Ears ringing and heart thumping, I make my way to the Garden at St. Mark’s Episcopal Church. It is as if I’ve traveled to another town. The serenity of the garden is riveting. I find a spot on a bench beneath a cherry blossom tree and relinquish myself to Xia’s soothing voice as she reads an essay by Maria Terrone. I savor the breeze and sunlight, watch petals float down to the grass. This, I think, is stillspotting.
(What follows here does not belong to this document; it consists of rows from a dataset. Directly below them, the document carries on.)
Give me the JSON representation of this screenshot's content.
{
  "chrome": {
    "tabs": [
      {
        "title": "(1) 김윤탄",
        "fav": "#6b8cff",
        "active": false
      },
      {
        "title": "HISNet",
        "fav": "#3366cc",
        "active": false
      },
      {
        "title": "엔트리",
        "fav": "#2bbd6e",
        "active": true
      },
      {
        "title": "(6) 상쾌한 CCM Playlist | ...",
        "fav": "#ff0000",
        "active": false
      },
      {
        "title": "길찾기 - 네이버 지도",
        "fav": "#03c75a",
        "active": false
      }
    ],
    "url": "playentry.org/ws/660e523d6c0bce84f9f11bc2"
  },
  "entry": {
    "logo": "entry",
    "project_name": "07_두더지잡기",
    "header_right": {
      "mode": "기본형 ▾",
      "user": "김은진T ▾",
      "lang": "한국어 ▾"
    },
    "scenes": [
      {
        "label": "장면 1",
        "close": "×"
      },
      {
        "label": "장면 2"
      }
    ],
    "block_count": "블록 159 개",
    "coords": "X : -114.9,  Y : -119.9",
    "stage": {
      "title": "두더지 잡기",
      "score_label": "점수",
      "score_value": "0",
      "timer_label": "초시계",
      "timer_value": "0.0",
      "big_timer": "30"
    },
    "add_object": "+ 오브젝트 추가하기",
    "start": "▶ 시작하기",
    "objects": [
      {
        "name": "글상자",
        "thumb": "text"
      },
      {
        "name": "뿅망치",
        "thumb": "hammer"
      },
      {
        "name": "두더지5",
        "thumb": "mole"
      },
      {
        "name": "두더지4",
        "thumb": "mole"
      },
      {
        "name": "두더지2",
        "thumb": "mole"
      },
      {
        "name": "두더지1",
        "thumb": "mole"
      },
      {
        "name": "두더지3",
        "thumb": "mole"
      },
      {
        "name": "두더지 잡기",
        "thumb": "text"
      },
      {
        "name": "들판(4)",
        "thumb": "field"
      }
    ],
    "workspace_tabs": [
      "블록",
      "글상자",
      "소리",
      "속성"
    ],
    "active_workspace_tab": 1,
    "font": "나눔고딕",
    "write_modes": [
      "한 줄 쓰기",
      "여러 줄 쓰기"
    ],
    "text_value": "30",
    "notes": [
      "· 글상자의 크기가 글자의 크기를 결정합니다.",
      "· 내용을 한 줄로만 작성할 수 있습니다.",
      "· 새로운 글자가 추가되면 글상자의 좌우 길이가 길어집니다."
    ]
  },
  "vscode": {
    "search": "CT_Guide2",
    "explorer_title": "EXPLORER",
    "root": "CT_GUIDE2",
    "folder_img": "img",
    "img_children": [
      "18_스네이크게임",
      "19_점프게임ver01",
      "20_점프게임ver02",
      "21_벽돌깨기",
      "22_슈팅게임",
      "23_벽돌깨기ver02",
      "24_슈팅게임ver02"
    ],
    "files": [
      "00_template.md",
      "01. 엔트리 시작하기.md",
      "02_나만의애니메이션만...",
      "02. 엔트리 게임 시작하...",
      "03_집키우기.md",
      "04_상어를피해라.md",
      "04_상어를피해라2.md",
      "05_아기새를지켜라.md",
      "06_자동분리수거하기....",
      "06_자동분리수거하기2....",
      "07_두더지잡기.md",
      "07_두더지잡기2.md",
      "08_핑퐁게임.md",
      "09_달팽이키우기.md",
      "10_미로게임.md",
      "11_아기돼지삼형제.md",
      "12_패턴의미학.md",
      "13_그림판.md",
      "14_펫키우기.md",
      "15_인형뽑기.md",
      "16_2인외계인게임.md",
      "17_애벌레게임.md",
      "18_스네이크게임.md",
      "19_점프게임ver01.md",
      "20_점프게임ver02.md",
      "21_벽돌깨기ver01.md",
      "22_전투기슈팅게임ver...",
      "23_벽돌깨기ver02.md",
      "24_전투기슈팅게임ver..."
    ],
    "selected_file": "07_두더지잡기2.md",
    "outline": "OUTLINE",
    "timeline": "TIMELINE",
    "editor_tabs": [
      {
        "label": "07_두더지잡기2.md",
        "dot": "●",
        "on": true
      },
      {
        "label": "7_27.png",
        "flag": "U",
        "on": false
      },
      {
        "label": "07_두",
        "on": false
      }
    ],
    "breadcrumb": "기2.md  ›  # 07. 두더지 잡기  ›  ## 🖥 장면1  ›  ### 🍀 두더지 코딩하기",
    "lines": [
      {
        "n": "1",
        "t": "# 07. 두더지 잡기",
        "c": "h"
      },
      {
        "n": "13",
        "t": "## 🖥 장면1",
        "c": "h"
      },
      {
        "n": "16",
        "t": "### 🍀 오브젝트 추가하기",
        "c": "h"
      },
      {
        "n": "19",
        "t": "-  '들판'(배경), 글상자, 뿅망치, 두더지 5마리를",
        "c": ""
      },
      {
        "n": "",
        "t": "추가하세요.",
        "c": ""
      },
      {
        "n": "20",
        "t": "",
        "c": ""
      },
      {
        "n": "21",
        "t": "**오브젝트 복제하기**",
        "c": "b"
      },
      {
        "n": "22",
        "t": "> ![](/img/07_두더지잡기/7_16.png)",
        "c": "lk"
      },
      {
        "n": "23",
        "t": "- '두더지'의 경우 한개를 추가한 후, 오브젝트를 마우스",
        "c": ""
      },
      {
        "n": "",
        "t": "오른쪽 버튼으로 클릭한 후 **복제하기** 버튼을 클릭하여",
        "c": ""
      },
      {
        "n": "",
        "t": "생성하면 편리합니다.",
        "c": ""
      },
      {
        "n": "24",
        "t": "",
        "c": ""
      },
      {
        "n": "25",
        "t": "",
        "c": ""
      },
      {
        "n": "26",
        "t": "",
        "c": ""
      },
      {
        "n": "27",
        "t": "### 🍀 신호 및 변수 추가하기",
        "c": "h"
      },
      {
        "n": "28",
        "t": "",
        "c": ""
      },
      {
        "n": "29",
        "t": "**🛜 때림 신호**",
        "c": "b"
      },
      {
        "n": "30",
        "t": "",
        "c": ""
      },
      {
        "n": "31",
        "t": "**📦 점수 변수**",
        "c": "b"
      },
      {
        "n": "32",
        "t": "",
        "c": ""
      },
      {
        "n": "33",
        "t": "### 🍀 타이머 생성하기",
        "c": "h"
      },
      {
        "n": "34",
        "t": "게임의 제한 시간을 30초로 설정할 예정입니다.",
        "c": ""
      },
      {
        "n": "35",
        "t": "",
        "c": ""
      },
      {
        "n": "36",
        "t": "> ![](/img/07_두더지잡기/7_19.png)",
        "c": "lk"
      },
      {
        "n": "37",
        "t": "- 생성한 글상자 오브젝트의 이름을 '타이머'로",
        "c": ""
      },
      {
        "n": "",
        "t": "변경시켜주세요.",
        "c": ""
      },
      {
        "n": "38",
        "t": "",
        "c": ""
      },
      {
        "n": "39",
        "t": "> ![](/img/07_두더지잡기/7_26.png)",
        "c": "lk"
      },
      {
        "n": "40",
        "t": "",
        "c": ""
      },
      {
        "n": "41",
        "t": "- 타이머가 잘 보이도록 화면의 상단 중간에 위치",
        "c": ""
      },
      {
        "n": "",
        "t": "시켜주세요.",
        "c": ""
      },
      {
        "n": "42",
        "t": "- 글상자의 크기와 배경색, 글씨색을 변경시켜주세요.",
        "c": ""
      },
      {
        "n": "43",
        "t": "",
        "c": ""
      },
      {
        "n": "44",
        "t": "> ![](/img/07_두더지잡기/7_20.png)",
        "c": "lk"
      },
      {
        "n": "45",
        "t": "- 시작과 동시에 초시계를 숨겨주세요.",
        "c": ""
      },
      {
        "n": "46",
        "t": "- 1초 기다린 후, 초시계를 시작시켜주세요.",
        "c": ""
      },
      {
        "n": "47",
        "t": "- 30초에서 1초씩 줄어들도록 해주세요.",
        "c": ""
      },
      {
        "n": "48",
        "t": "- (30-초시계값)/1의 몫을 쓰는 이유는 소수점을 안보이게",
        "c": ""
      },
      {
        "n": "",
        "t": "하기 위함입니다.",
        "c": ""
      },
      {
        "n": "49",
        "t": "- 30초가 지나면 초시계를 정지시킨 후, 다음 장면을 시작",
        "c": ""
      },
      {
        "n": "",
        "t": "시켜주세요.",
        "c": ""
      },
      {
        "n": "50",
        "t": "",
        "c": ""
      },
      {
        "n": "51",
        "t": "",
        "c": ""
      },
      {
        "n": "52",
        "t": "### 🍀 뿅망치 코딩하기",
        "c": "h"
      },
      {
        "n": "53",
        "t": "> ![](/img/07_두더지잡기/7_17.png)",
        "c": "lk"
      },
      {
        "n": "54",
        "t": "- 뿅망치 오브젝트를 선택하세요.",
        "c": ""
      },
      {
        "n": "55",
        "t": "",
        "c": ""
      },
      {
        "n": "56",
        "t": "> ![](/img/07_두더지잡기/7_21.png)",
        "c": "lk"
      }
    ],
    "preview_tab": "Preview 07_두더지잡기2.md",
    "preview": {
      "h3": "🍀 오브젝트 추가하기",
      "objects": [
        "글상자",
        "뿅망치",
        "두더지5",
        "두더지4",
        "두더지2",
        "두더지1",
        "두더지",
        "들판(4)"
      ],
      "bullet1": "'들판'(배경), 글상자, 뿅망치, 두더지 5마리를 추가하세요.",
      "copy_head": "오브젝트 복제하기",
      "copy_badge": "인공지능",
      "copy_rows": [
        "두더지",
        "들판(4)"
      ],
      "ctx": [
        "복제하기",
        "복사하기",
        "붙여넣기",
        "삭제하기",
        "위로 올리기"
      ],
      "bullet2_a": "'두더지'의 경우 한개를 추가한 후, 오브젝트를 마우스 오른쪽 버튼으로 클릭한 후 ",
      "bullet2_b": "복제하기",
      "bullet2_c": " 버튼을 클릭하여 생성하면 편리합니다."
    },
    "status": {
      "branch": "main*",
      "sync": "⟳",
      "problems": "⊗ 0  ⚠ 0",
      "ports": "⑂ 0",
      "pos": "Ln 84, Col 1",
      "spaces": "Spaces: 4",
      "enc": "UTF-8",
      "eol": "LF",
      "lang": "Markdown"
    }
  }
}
My mind trails back to the bartender at Terraza 7. Nothing is light here, she said, referring to the drinks. But she might just as easily have been talking about Jackson Heights. In my walks around the neighborhood, I find almost everywhere I look there is a sense of legacy. The streets, the storefronts, the vending carts, they’re all heavy with story and history, with ritual, and the memory of rituals, both cultural and familial. I think about the lime halves guarding the entrances to astrologers’ offices; the jewelry stores with little shrines dedicated to Ganesh, the elephant god; the incense and sage leaves burning all day in the South Asian and Latin sections of the neighborhood, keeping the “bad” out, as a deli owner explained.

The museum’s release form asked me to accept responsibility for myself on the streets. Apart from a Navajo medicine man who was dubiously intent on balancing my chakra energy and cleansing my aura, the streets of Jackson Heights have been good to me. I stop at Kebab King for a cup of chai before the journey back on the F train to Manhattan. The Pedestrian Plaza is packed with families. A handful of stillspotters perched on foam stools are listening to a story about migration.  The storyteller looks up, recognizes me and waves. I wave back, feeling lucky. As if I, too, after all the walking and combing the streets for stillness, now have a claim on Jackson Heights—and am much richer for the experience.